▶ **AIM OF THE EXERCISE**: Among the entries, find each line that includes the string "JSON" and list it.

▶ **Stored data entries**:
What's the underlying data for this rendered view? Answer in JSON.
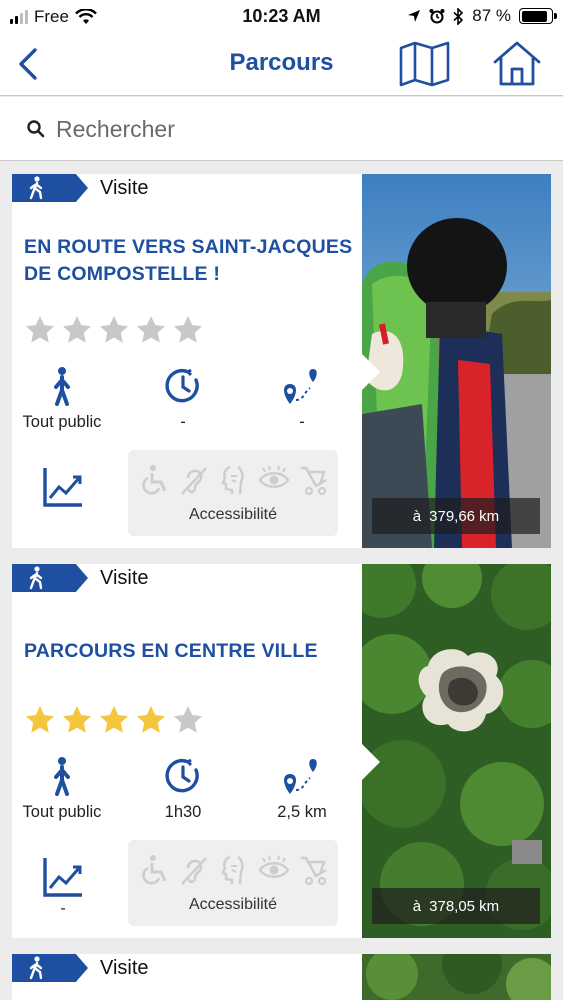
{
  "status_bar": {
    "carrier": "Free",
    "time": "10:23 AM",
    "battery_percent": "87 %",
    "battery_level": 0.87
  },
  "nav": {
    "title": "Parcours",
    "back_icon": "chevron-left-icon",
    "map_icon": "map-icon",
    "home_icon": "home-icon"
  },
  "search": {
    "placeholder": "Rechercher",
    "value": ""
  },
  "colors": {
    "brand_blue": "#1e4fa0",
    "star_filled": "#f3c63c",
    "star_empty": "#c8c8c8"
  },
  "routes": [
    {
      "type_label": "Visite",
      "title": "EN ROUTE VERS SAINT-JACQUES DE COMPOSTELLE !",
      "rating": 0,
      "audience": "Tout public",
      "duration": "-",
      "distance": "-",
      "difficulty": "",
      "accessibility_label": "Accessibilité",
      "distance_from_user_prefix": "à",
      "distance_from_user": "379,66 km"
    },
    {
      "type_label": "Visite",
      "title": "PARCOURS EN CENTRE VILLE",
      "rating": 4,
      "audience": "Tout public",
      "duration": "1h30",
      "distance": "2,5 km",
      "difficulty": "-",
      "accessibility_label": "Accessibilité",
      "distance_from_user_prefix": "à",
      "distance_from_user": "378,05 km"
    },
    {
      "type_label": "Visite"
    }
  ]
}
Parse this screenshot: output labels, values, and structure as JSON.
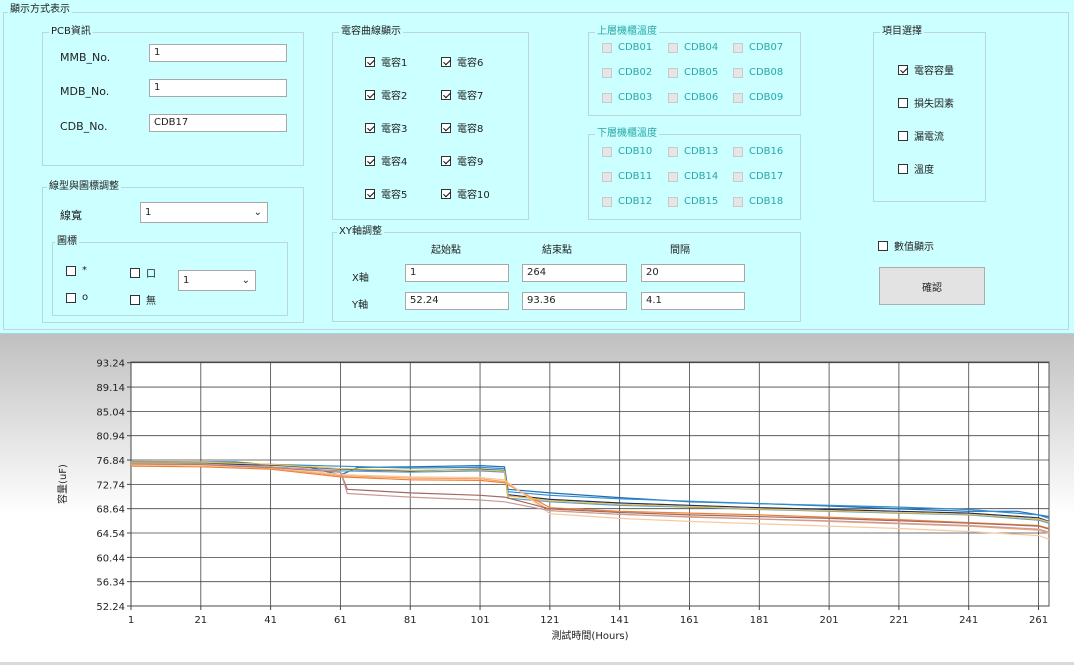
{
  "display_mode": {
    "title": "顯示方式表示"
  },
  "pcb": {
    "title": "PCB資訊",
    "mmb_label": "MMB_No.",
    "mmb_value": "1",
    "mdb_label": "MDB_No.",
    "mdb_value": "1",
    "cdb_label": "CDB_No.",
    "cdb_value": "CDB17"
  },
  "curves": {
    "title": "電容曲線顯示",
    "items": [
      {
        "label": "電容1",
        "checked": true
      },
      {
        "label": "電容2",
        "checked": true
      },
      {
        "label": "電容3",
        "checked": true
      },
      {
        "label": "電容4",
        "checked": true
      },
      {
        "label": "電容5",
        "checked": true
      },
      {
        "label": "電容6",
        "checked": true
      },
      {
        "label": "電容7",
        "checked": true
      },
      {
        "label": "電容8",
        "checked": true
      },
      {
        "label": "電容9",
        "checked": true
      },
      {
        "label": "電容10",
        "checked": true
      }
    ]
  },
  "upper_temp": {
    "title": "上層機櫃溫度",
    "items": [
      "CDB01",
      "CDB04",
      "CDB07",
      "CDB02",
      "CDB05",
      "CDB08",
      "CDB03",
      "CDB06",
      "CDB09"
    ]
  },
  "lower_temp": {
    "title": "下層機櫃溫度",
    "items": [
      "CDB10",
      "CDB13",
      "CDB16",
      "CDB11",
      "CDB14",
      "CDB17",
      "CDB12",
      "CDB15",
      "CDB18"
    ]
  },
  "items_select": {
    "title": "項目選擇",
    "items": [
      {
        "label": "電容容量",
        "checked": true
      },
      {
        "label": "損失因素",
        "checked": false
      },
      {
        "label": "漏電流",
        "checked": false
      },
      {
        "label": "溫度",
        "checked": false
      }
    ]
  },
  "line_style": {
    "title": "線型與圖標調整",
    "width_label": "線寬",
    "width_value": "1",
    "icon_title": "圖標",
    "icon_opts": [
      {
        "label": "*",
        "checked": false
      },
      {
        "label": "口",
        "checked": false
      },
      {
        "label": "o",
        "checked": false
      },
      {
        "label": "無",
        "checked": false
      }
    ],
    "icon_size_value": "1"
  },
  "xy": {
    "title": "XY軸調整",
    "col_start": "起始點",
    "col_end": "結束點",
    "col_interval": "間隔",
    "x_label": "X軸",
    "x_start": "1",
    "x_end": "264",
    "x_interval": "20",
    "y_label": "Y軸",
    "y_start": "52.24",
    "y_end": "93.36",
    "y_interval": "4.1"
  },
  "value_display": {
    "label": "數值顯示",
    "checked": false
  },
  "confirm_button": "確認",
  "colors": {
    "panel_bg": "#ccffff",
    "disabled_text": "#2aa7a7"
  },
  "chart_data": {
    "type": "line",
    "xlabel": "測試時間(Hours)",
    "ylabel": "容量(uF)",
    "xlim": [
      1,
      264
    ],
    "ylim": [
      52.24,
      93.36
    ],
    "xticks": [
      1,
      21,
      41,
      61,
      81,
      101,
      121,
      141,
      161,
      181,
      201,
      221,
      241,
      261
    ],
    "yticks": [
      "52.24",
      "56.34",
      "60.44",
      "64.54",
      "68.64",
      "72.74",
      "76.84",
      "80.94",
      "85.04",
      "89.14",
      "93.24"
    ],
    "grid": true,
    "series": [
      {
        "color": "#1f6fb4",
        "x": [
          1,
          31,
          41,
          51,
          61,
          66,
          81,
          101,
          108,
          109,
          121,
          141,
          161,
          181,
          201,
          221,
          241,
          255,
          264
        ],
        "values": [
          76.6,
          76.5,
          76.0,
          75.8,
          74.3,
          75.6,
          75.7,
          75.9,
          75.7,
          71.9,
          71.3,
          70.5,
          69.8,
          69.5,
          69.1,
          68.6,
          68.2,
          68.2,
          67.3
        ]
      },
      {
        "color": "#2f8fd0",
        "x": [
          1,
          21,
          41,
          61,
          81,
          101,
          108,
          109,
          121,
          141,
          161,
          181,
          201,
          221,
          241,
          261,
          264
        ],
        "values": [
          76.4,
          76.4,
          76.1,
          75.8,
          75.5,
          75.6,
          75.4,
          71.5,
          70.9,
          70.3,
          69.9,
          69.5,
          69.2,
          68.9,
          68.5,
          67.6,
          67.0
        ]
      },
      {
        "color": "#1b2f6e",
        "x": [
          1,
          21,
          41,
          61,
          81,
          101,
          108,
          109,
          121,
          141,
          161,
          181,
          201,
          221,
          241,
          261,
          264
        ],
        "values": [
          76.3,
          76.2,
          76.0,
          75.3,
          75.0,
          75.3,
          75.1,
          71.0,
          70.2,
          69.6,
          69.2,
          68.8,
          68.5,
          68.2,
          67.9,
          67.1,
          66.5
        ]
      },
      {
        "color": "#5c9ecf",
        "x": [
          1,
          21,
          41,
          61,
          81,
          101,
          108,
          109,
          121,
          141,
          161,
          181,
          201,
          221,
          241,
          261,
          264
        ],
        "values": [
          76.2,
          76.1,
          75.7,
          75.0,
          74.8,
          75.0,
          74.8,
          70.4,
          69.8,
          69.2,
          68.9,
          68.5,
          68.2,
          67.9,
          67.6,
          66.7,
          66.2
        ]
      },
      {
        "color": "#f08030",
        "x": [
          1,
          21,
          41,
          61,
          81,
          101,
          108,
          121,
          141,
          161,
          181,
          201,
          221,
          241,
          261,
          264
        ],
        "values": [
          75.8,
          75.7,
          75.3,
          74.0,
          73.5,
          73.4,
          73.0,
          68.8,
          68.2,
          67.9,
          67.6,
          67.2,
          66.8,
          66.3,
          65.8,
          65.3
        ]
      },
      {
        "color": "#f4a56a",
        "x": [
          1,
          21,
          41,
          61,
          81,
          101,
          108,
          121,
          141,
          161,
          181,
          201,
          221,
          241,
          261,
          264
        ],
        "values": [
          76.0,
          75.9,
          75.5,
          74.2,
          73.8,
          73.7,
          73.2,
          68.3,
          67.7,
          67.3,
          66.9,
          66.5,
          66.1,
          65.7,
          65.0,
          64.5
        ]
      },
      {
        "color": "#f7c89e",
        "x": [
          1,
          21,
          41,
          61,
          81,
          101,
          108,
          121,
          141,
          161,
          181,
          201,
          221,
          241,
          261,
          264
        ],
        "values": [
          76.1,
          75.9,
          75.6,
          74.4,
          74.0,
          73.9,
          73.5,
          67.8,
          67.0,
          66.5,
          66.1,
          65.7,
          65.3,
          64.8,
          64.1,
          63.5
        ]
      },
      {
        "color": "#a06a66",
        "x": [
          1,
          21,
          41,
          61,
          63,
          81,
          101,
          108,
          121,
          141,
          161,
          181,
          201,
          221,
          241,
          261,
          264
        ],
        "values": [
          76.2,
          76.1,
          75.6,
          74.8,
          71.9,
          71.3,
          70.9,
          70.6,
          68.6,
          68.0,
          67.6,
          67.3,
          67.0,
          66.6,
          66.2,
          65.7,
          65.2
        ]
      },
      {
        "color": "#c89a98",
        "x": [
          1,
          21,
          41,
          61,
          63,
          81,
          101,
          108,
          121,
          141,
          161,
          181,
          201,
          221,
          241,
          261,
          264
        ],
        "values": [
          76.3,
          76.2,
          75.7,
          74.9,
          71.2,
          70.6,
          70.1,
          69.8,
          68.3,
          67.7,
          67.2,
          66.9,
          66.6,
          66.2,
          65.8,
          65.2,
          64.7
        ]
      },
      {
        "color": "#f0c040",
        "x": [
          1,
          21,
          41,
          61,
          81,
          101,
          108,
          109,
          121,
          141,
          161,
          181,
          201,
          221,
          241,
          261,
          264
        ],
        "values": [
          76.5,
          76.5,
          76.1,
          75.4,
          75.1,
          75.2,
          75.0,
          70.8,
          70.0,
          69.4,
          69.0,
          68.6,
          68.3,
          68.0,
          67.7,
          66.9,
          66.4
        ]
      }
    ]
  }
}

▶ **RESPONSE TO THE EXERCISE**:
What's the underlying data for this rendered view? Answer in JSON.
Parse this screenshot: output labels, values, and structure as JSON.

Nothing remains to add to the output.